[[ LISTED ENTRIES open ]]

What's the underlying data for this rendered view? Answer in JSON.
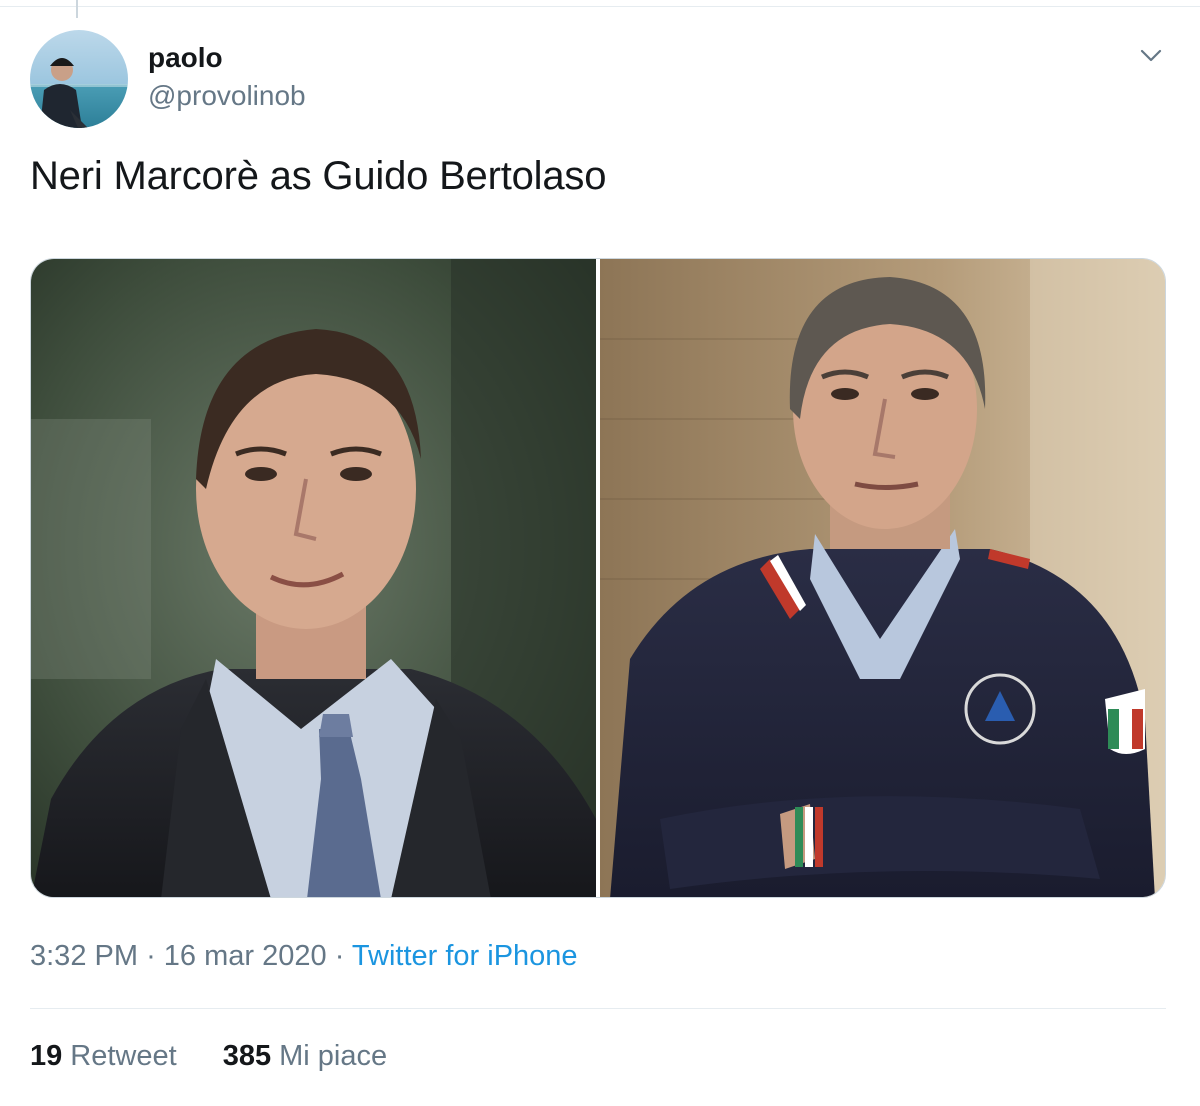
{
  "author": {
    "display_name": "paolo",
    "handle": "@provolinob",
    "avatar_icon": "avatar-photo"
  },
  "tweet": {
    "text": "Neri Marcorè as Guido Bertolaso",
    "media": [
      {
        "name": "photo-man-in-suit"
      },
      {
        "name": "photo-man-in-protezione-civile-jacket"
      }
    ]
  },
  "meta": {
    "time": "3:32 PM",
    "separator": "·",
    "date": "16 mar 2020",
    "source": "Twitter for iPhone"
  },
  "stats": {
    "retweets_count": "19",
    "retweets_label": "Retweet",
    "likes_count": "385",
    "likes_label": "Mi piace"
  },
  "colors": {
    "text": "#14171a",
    "secondary": "#657786",
    "link": "#1b95e0",
    "divider": "#e6ecf0"
  },
  "icons": {
    "caret": "chevron-down-icon"
  }
}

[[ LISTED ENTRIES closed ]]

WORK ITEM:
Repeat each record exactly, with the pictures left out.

SOLUTION TO THIS TASK:
What's the underlying data for this rendered view? Answer in JSON.
{
  "author": {
    "display_name": "paolo",
    "handle": "@provolinob",
    "avatar_icon": "avatar-photo"
  },
  "tweet": {
    "text": "Neri Marcorè as Guido Bertolaso",
    "media": [
      {
        "name": "photo-man-in-suit"
      },
      {
        "name": "photo-man-in-protezione-civile-jacket"
      }
    ]
  },
  "meta": {
    "time": "3:32 PM",
    "separator": "·",
    "date": "16 mar 2020",
    "source": "Twitter for iPhone"
  },
  "stats": {
    "retweets_count": "19",
    "retweets_label": "Retweet",
    "likes_count": "385",
    "likes_label": "Mi piace"
  },
  "colors": {
    "text": "#14171a",
    "secondary": "#657786",
    "link": "#1b95e0",
    "divider": "#e6ecf0"
  },
  "icons": {
    "caret": "chevron-down-icon"
  }
}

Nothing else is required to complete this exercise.